▶ **Record set**
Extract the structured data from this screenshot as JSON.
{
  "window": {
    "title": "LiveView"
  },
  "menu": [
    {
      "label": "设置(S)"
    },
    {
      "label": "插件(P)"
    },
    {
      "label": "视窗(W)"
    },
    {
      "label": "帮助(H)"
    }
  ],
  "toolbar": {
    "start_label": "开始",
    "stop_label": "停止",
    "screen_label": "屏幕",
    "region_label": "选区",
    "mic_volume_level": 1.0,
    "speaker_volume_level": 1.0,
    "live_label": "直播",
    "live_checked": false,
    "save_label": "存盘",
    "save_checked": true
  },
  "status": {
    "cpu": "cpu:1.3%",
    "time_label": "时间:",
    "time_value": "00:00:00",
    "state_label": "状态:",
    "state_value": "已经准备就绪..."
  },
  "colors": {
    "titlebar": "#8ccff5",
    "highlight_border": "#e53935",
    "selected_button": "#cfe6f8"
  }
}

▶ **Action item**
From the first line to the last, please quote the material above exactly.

▶ **Result of this exercise**
Extract the structured data from this screenshot as JSON.
{
  "window": {
    "title": "LiveView"
  },
  "menu": [
    {
      "label": "设置(S)"
    },
    {
      "label": "插件(P)"
    },
    {
      "label": "视窗(W)"
    },
    {
      "label": "帮助(H)"
    }
  ],
  "toolbar": {
    "start_label": "开始",
    "stop_label": "停止",
    "screen_label": "屏幕",
    "region_label": "选区",
    "mic_volume_level": 1.0,
    "speaker_volume_level": 1.0,
    "live_label": "直播",
    "live_checked": false,
    "save_label": "存盘",
    "save_checked": true
  },
  "status": {
    "cpu": "cpu:1.3%",
    "time_label": "时间:",
    "time_value": "00:00:00",
    "state_label": "状态:",
    "state_value": "已经准备就绪..."
  },
  "colors": {
    "titlebar": "#8ccff5",
    "highlight_border": "#e53935",
    "selected_button": "#cfe6f8"
  }
}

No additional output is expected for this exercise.